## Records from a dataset
/---

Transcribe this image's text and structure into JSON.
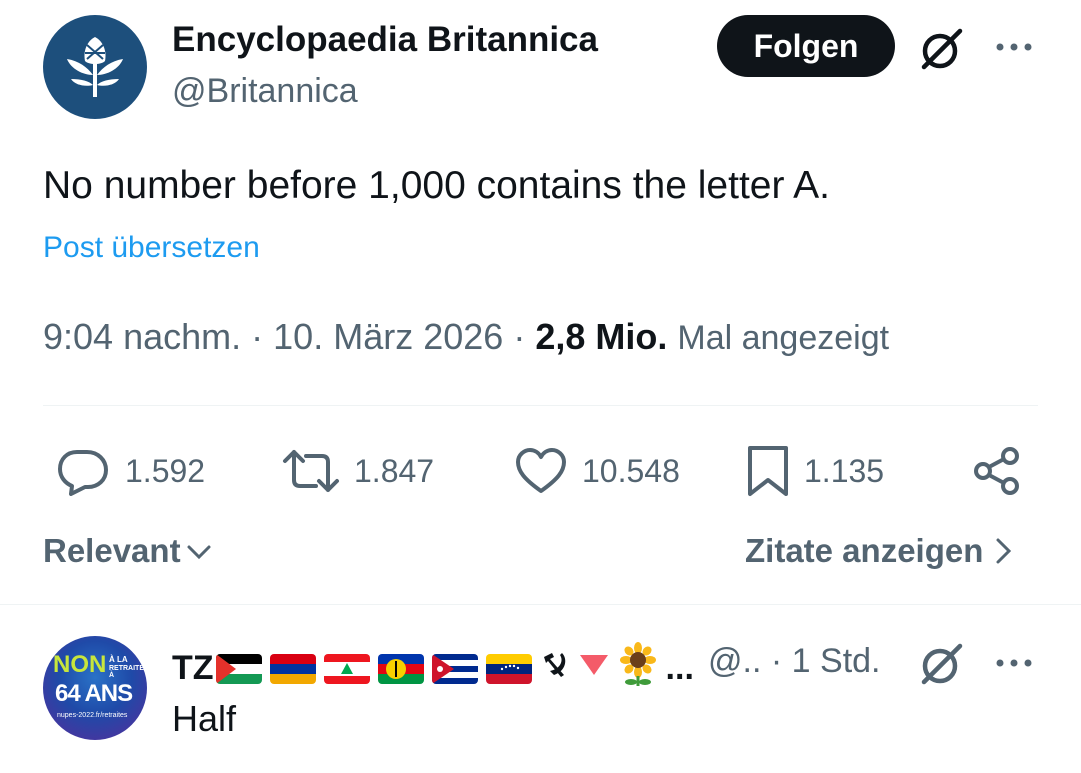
{
  "author": {
    "name": "Encyclopaedia Britannica",
    "handle": "@Britannica",
    "avatar_icon": "thistle-logo-icon",
    "avatar_color": "#1d4f7c"
  },
  "follow_label": "Folgen",
  "tweet": {
    "text": "No number before 1,000 contains the letter A.",
    "translate_label": "Post übersetzen",
    "time": "9:04 nachm.",
    "sep1": "·",
    "date": "10. März 2026",
    "sep2": "·",
    "views_count": "2,8 Mio.",
    "views_label": "Mal angezeigt"
  },
  "actions": {
    "replies": "1.592",
    "reposts": "1.847",
    "likes": "10.548",
    "bookmarks": "1.135"
  },
  "sort_label": "Relevant",
  "quotes_label": "Zitate anzeigen",
  "reply": {
    "name": "TZ",
    "name_suffix": "...",
    "handle": "@..",
    "sep": "·",
    "time": "1 Std.",
    "text": "Half",
    "avatar_text_big": "NON",
    "avatar_text_64": "64 ANS",
    "avatar_text_small1": "À LA",
    "avatar_text_small2": "RETRAITE À",
    "avatar_text_url": "nupes-2022.fr/retraites",
    "flags": [
      "palestine-flag",
      "armenia-flag",
      "lebanon-flag",
      "new-caledonia-flag",
      "cuba-flag",
      "venezuela-flag"
    ],
    "emojis": [
      "hammer-sickle-icon",
      "red-triangle-icon",
      "sunflower-icon"
    ]
  },
  "colors": {
    "text_primary": "#0f1419",
    "text_secondary": "#536471",
    "link": "#1d9bf0",
    "divider": "#eff3f4"
  }
}
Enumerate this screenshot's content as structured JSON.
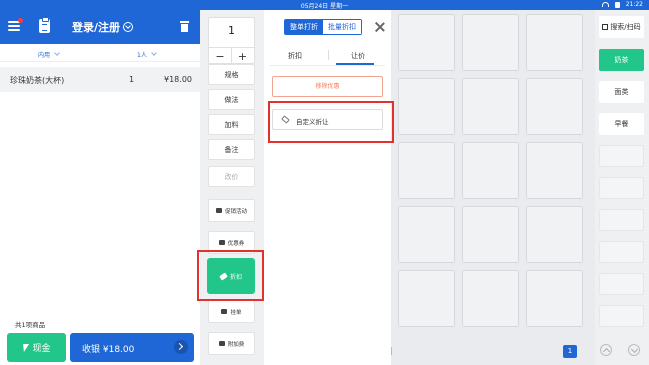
{
  "statusbar": {
    "date": "05月24日 星期一",
    "time": "21:22"
  },
  "header": {
    "login_label": "登录/注册"
  },
  "order": {
    "dine_mode": "内用",
    "people": "1人",
    "items": [
      {
        "name": "珍珠奶茶(大杯)",
        "qty": "1",
        "price": "¥18.00"
      }
    ],
    "item_count": "共1项商品"
  },
  "payment": {
    "cash_label": "现金",
    "checkout_label": "收银 ¥18.00"
  },
  "actions": {
    "quantity": "1",
    "minus": "−",
    "plus": "+",
    "spec": "规格",
    "method": "做法",
    "addon": "加料",
    "note": "备注",
    "change_price": "改价",
    "promotion": "促销活动",
    "coupon": "优惠券",
    "discount": "折扣",
    "hold": "挂单",
    "surcharge": "附加费"
  },
  "discount_panel": {
    "mode_whole": "整单打折",
    "mode_batch": "批量折扣",
    "tab_discount": "折扣",
    "tab_reduce": "让价",
    "remove_label": "移除优惠",
    "custom_label": "自定义折让"
  },
  "grid": {
    "page": "1"
  },
  "categories": {
    "search_scan": "搜索/扫码",
    "items": [
      "奶茶",
      "面类",
      "早餐"
    ]
  },
  "colors": {
    "primary": "#1f66d6",
    "green": "#22c68b",
    "highlight": "#e3312d"
  }
}
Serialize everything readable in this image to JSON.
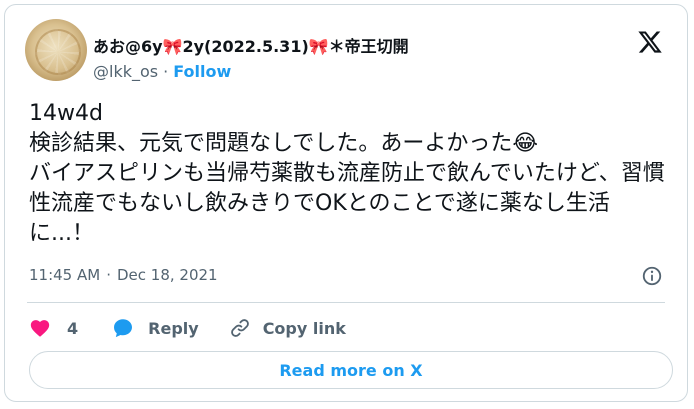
{
  "tweet": {
    "author": {
      "display_name": "あお@6y🎀2y(2022.5.31)🎀＊帝王切開",
      "handle": "@lkk_os",
      "follow_label": "Follow",
      "separator": "·"
    },
    "text": "14w4d\n検診結果、元気で問題なしでした。あーよかった😂\nバイアスピリンも当帰芍薬散も流産防止で飲んでいたけど、習慣性流産でもないし飲みきりでOKとのことで遂に薬なし生活に...！",
    "time": "11:45 AM",
    "date": "Dec 18, 2021",
    "actions": {
      "like_count": "4",
      "reply_label": "Reply",
      "copy_link_label": "Copy link"
    },
    "read_more_label": "Read more on X"
  },
  "colors": {
    "accent": "#1d9bf0",
    "like": "#f91880",
    "muted": "#536471",
    "border": "#cfd9de"
  },
  "icons": {
    "brand": "x-logo-icon",
    "info": "info-icon",
    "like": "heart-icon",
    "reply": "speech-bubble-icon",
    "copy_link": "link-icon"
  }
}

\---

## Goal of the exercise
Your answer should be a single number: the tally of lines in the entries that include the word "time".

## Task result
4